Amy Brenneman: Not raised in a church where this was celebrated, I never understood exactly what it was. Now I do. After the bacchanal of Halloween -- the costumes, the exhibitionism, the debauchery of Reese's Peanut Butter Cups -- comes the real day of the dead. The day we remember the dead.
At my church, they celebrate it in high style. Normally All Saints' Pasadena is earth-bound and somewhat casual. Yes, there is Gothic architecture and white robes, but look deeper and it tells a different story -- and that is why I, for one, am there. Many of those robed are gay, and many were married there in the Gothic arches. All Saints' is committed to radical inclusion, and for that, it may be tossed out of the Anglican union sometime in the future. The parishioners are a rainbow coalition of races and ages, the clergy the same. Every aspect of the liturgy has been examined and explored to express this radical inclusion. But All Saints' has retained its right to ritual because there is something in the pageantry of incense, procession, and song that leads the mind away from the mundane.
I sat in the back with Charlotte. We got there late, naturally. We sat with the other motley latecomers as the hymns began. I noticed a man next to Charlotte who didn't seem quite right. On the verge of homeless? Or just unwashed? Don't judge; don't judge, I tell myself. Remember, radical inclusion. Just. Don't sit so close to my daughter.
The procession of clergy and choir goes by us, swinging incense leading the way. As the clergy and assorted friends see Charlotte, they laugh and wave -- breaking the tone of the O-so-serious service. She waves back. She's delighted. Afterwards, homeless man says, "How old is your daughter?"
I tense up. Don't talk about my daughter. "She's 8," I mumble, not looking up from the program.
There is a pause. I look in his direction. His eyes are wet as he looks at Charlotte. "Take care of her," he says. "My daughter was killed at 17 in a car crash. Please, please, make sure your daughter wears a seat belt."
I nod. "Yes, of course," I say. Pause as the choir intones some more. "What was her name?"
"Beth." His eyes are bloodshot.
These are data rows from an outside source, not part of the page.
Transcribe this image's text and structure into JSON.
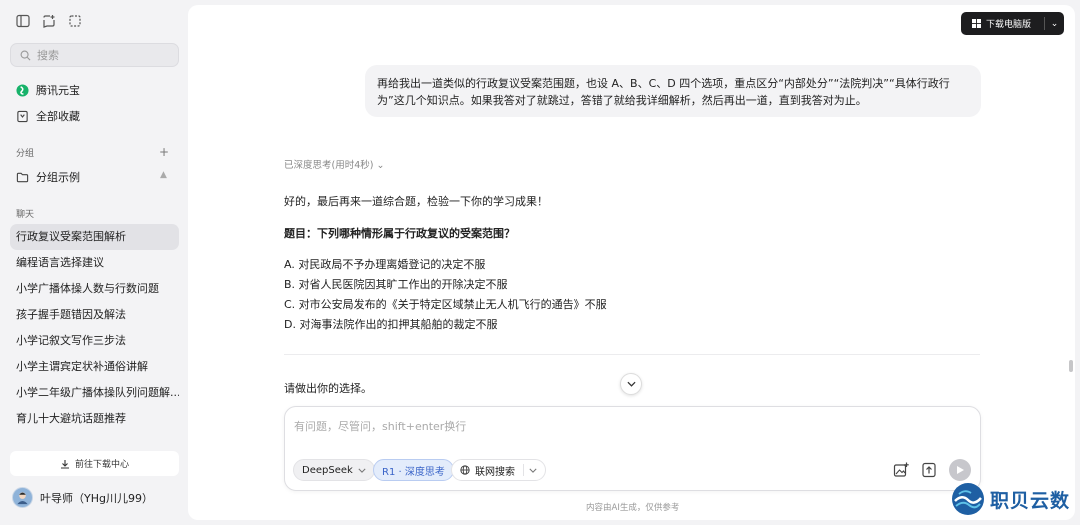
{
  "sidebar": {
    "search_placeholder": "搜索",
    "nav": [
      {
        "label": "腾讯元宝",
        "icon": "yuanbao-logo-icon"
      },
      {
        "label": "全部收藏",
        "icon": "bookmark-icon"
      }
    ],
    "group_section": "分组",
    "group_items": [
      {
        "label": "分组示例",
        "icon": "folder-icon"
      }
    ],
    "chat_section": "聊天",
    "chats": [
      {
        "label": "行政复议受案范围解析",
        "active": true
      },
      {
        "label": "编程语言选择建议"
      },
      {
        "label": "小学广播体操人数与行数问题"
      },
      {
        "label": "孩子握手题错因及解法"
      },
      {
        "label": "小学记叙文写作三步法"
      },
      {
        "label": "小学主谓宾定状补通俗讲解"
      },
      {
        "label": "小学二年级广播体操队列问题解..."
      },
      {
        "label": "育儿十大避坑话题推荐"
      }
    ],
    "download_center": "前往下载中心",
    "user_name": "叶导师（YHg川儿99）"
  },
  "header": {
    "download_pc": "下载电脑版"
  },
  "conversation": {
    "user_message": "再给我出一道类似的行政复议受案范围题，也设 A、B、C、D 四个选项，重点区分“内部处分”“法院判决”“具体行政行为”这几个知识点。如果我答对了就跳过，答错了就给我详细解析，然后再出一道，直到我答对为止。",
    "thinking_label": "已深度思考(用时4秒)",
    "intro": "好的，最后再来一道综合题，检验一下你的学习成果！",
    "question": "题目：下列哪种情形属于行政复议的受案范围？",
    "options": [
      "A. 对民政局不予办理离婚登记的决定不服",
      "B. 对省人民医院因其旷工作出的开除决定不服",
      "C. 对市公安局发布的《关于特定区域禁止无人机飞行的通告》不服",
      "D. 对海事法院作出的扣押其船舶的裁定不服"
    ],
    "prompt": "请做出你的选择。"
  },
  "composer": {
    "placeholder": "有问题，尽管问，shift+enter换行",
    "model": "DeepSeek",
    "deep_think": "R1 · 深度思考",
    "web_search": "联网搜索"
  },
  "footer_note": "内容由AI生成，仅供参考",
  "watermark_text": "职贝云数",
  "colors": {
    "accent": "#3a64c8",
    "dark_button": "#1d1d1f",
    "watermark": "#1e5fa3"
  }
}
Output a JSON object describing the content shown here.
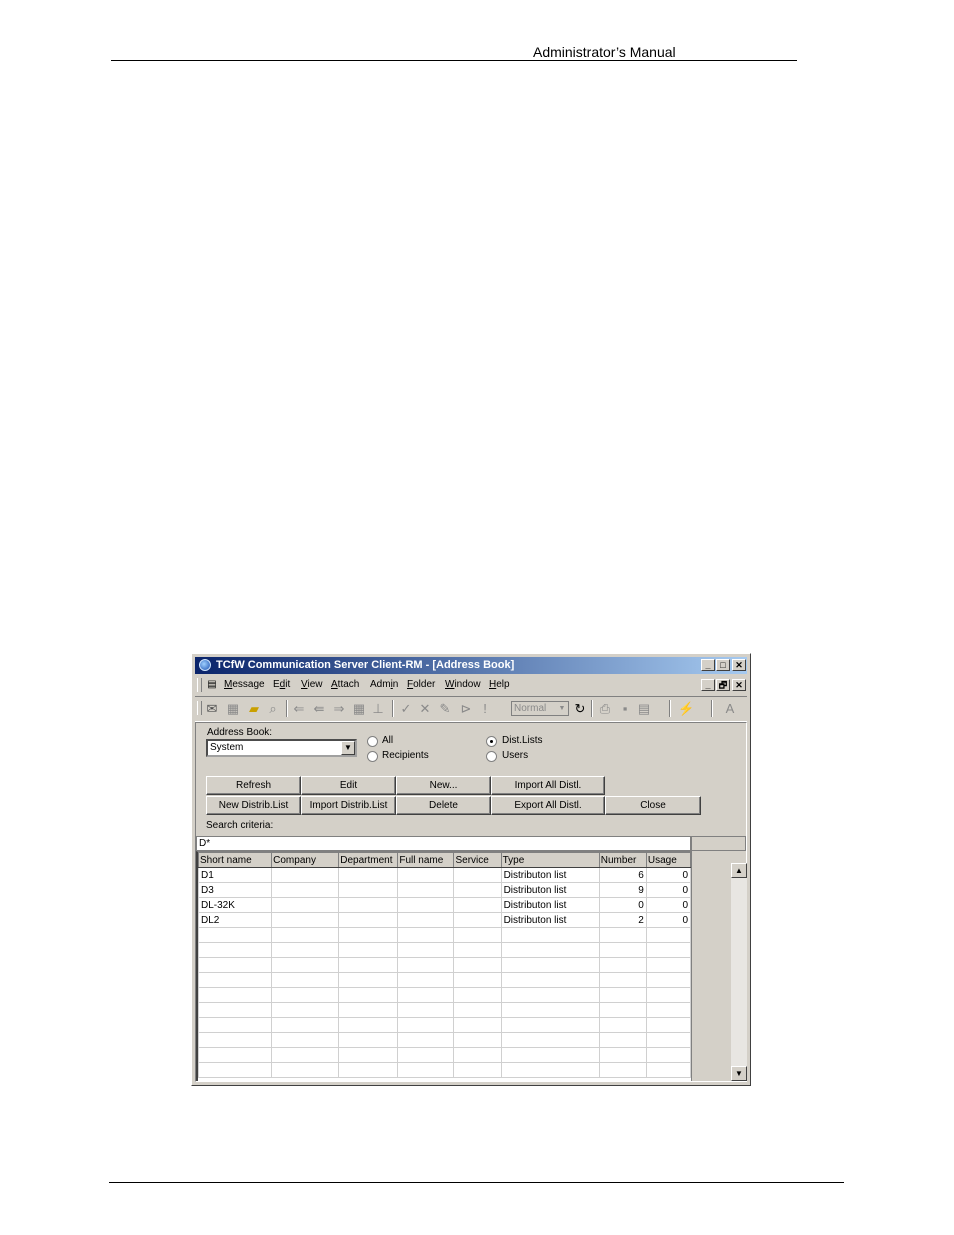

With drink? Exhaustion? Grief? Cuz one thing that's sure -- his daughter was 17 a long time ago. I see the decades telescope -- the guy was a regular guy, a devoted dad, then Beth died and he slipped off the rails. Now he's the village crier, making his rounds on All Saints' Day, remembering the dead, getting an eyeful of living 8-year-old girls.
We invoke the names of the dead. Ed, our rector, invites people to say out loud those who died in the last year. The voices are tiny in the cavernous space, and start out slow. "Carrie." "Lourdes." "Jerome." Then, like a rainstorm, the names come quicker and the church is filled with whispered names. I can't help it. I say, "Beth" in a shy whisper. I look up at the dad to see if he's heard, but he's gone. Long gone.
|Amy Brenneman is an award-winning producer and actress, whose TV credits include "NYPD Blue," "Judging Amy" (which she also created and produced), and currently ABC's "Private Practice." She works with the non-profit groups Healthy Child/Healthy World, The Feminist Majority, and the Cornerstone Theater Company, of which she's a founding member. She is mother to Charlotte and Bodhi and wife to filmmaker Brad Silberling. They live in the San Fernando Valley, the most hip place to be in all of Los Angeles.|